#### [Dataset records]
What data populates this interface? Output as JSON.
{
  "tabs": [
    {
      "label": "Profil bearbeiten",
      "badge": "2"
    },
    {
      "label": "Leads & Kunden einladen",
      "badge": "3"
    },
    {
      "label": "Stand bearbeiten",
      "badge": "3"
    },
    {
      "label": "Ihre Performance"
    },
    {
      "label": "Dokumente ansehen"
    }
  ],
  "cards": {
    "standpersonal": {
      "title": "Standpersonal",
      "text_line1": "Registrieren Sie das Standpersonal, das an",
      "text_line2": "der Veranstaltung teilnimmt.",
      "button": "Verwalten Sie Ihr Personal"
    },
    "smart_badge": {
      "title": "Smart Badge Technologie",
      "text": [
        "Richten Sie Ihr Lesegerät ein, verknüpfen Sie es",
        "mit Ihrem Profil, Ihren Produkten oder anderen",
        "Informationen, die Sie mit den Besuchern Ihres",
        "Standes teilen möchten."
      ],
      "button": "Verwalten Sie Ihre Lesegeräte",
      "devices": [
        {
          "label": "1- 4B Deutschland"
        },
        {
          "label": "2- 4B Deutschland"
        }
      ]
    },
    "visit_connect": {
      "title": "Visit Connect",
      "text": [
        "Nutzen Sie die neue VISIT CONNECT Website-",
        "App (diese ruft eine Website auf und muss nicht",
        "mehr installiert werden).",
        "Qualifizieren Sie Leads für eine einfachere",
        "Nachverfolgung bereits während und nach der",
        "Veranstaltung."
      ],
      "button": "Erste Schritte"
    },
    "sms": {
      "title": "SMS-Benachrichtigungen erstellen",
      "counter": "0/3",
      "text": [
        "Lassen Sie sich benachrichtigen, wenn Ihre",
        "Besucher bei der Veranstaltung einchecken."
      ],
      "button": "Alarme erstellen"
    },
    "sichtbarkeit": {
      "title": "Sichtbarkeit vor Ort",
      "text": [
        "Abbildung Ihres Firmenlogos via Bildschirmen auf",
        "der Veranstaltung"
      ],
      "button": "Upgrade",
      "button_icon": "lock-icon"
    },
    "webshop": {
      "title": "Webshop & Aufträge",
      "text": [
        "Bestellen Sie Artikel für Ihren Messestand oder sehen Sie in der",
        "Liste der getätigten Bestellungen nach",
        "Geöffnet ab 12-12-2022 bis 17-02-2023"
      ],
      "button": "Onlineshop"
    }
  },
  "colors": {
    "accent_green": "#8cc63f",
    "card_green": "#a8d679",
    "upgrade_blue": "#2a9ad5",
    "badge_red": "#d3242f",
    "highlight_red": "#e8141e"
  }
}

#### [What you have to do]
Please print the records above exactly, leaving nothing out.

#### [Answer box]
What data populates this interface? Output as JSON.
{
  "tabs": [
    {
      "label": "Profil bearbeiten",
      "badge": "2"
    },
    {
      "label": "Leads & Kunden einladen",
      "badge": "3"
    },
    {
      "label": "Stand bearbeiten",
      "badge": "3"
    },
    {
      "label": "Ihre Performance"
    },
    {
      "label": "Dokumente ansehen"
    }
  ],
  "cards": {
    "standpersonal": {
      "title": "Standpersonal",
      "text_line1": "Registrieren Sie das Standpersonal, das an",
      "text_line2": "der Veranstaltung teilnimmt.",
      "button": "Verwalten Sie Ihr Personal"
    },
    "smart_badge": {
      "title": "Smart Badge Technologie",
      "text": [
        "Richten Sie Ihr Lesegerät ein, verknüpfen Sie es",
        "mit Ihrem Profil, Ihren Produkten oder anderen",
        "Informationen, die Sie mit den Besuchern Ihres",
        "Standes teilen möchten."
      ],
      "button": "Verwalten Sie Ihre Lesegeräte",
      "devices": [
        {
          "label": "1- 4B Deutschland"
        },
        {
          "label": "2- 4B Deutschland"
        }
      ]
    },
    "visit_connect": {
      "title": "Visit Connect",
      "text": [
        "Nutzen Sie die neue VISIT CONNECT Website-",
        "App (diese ruft eine Website auf und muss nicht",
        "mehr installiert werden).",
        "Qualifizieren Sie Leads für eine einfachere",
        "Nachverfolgung bereits während und nach der",
        "Veranstaltung."
      ],
      "button": "Erste Schritte"
    },
    "sms": {
      "title": "SMS-Benachrichtigungen erstellen",
      "counter": "0/3",
      "text": [
        "Lassen Sie sich benachrichtigen, wenn Ihre",
        "Besucher bei der Veranstaltung einchecken."
      ],
      "button": "Alarme erstellen"
    },
    "sichtbarkeit": {
      "title": "Sichtbarkeit vor Ort",
      "text": [
        "Abbildung Ihres Firmenlogos via Bildschirmen auf",
        "der Veranstaltung"
      ],
      "button": "Upgrade",
      "button_icon": "lock-icon"
    },
    "webshop": {
      "title": "Webshop & Aufträge",
      "text": [
        "Bestellen Sie Artikel für Ihren Messestand oder sehen Sie in der",
        "Liste der getätigten Bestellungen nach",
        "Geöffnet ab 12-12-2022 bis 17-02-2023"
      ],
      "button": "Onlineshop"
    }
  },
  "colors": {
    "accent_green": "#8cc63f",
    "card_green": "#a8d679",
    "upgrade_blue": "#2a9ad5",
    "badge_red": "#d3242f",
    "highlight_red": "#e8141e"
  }
}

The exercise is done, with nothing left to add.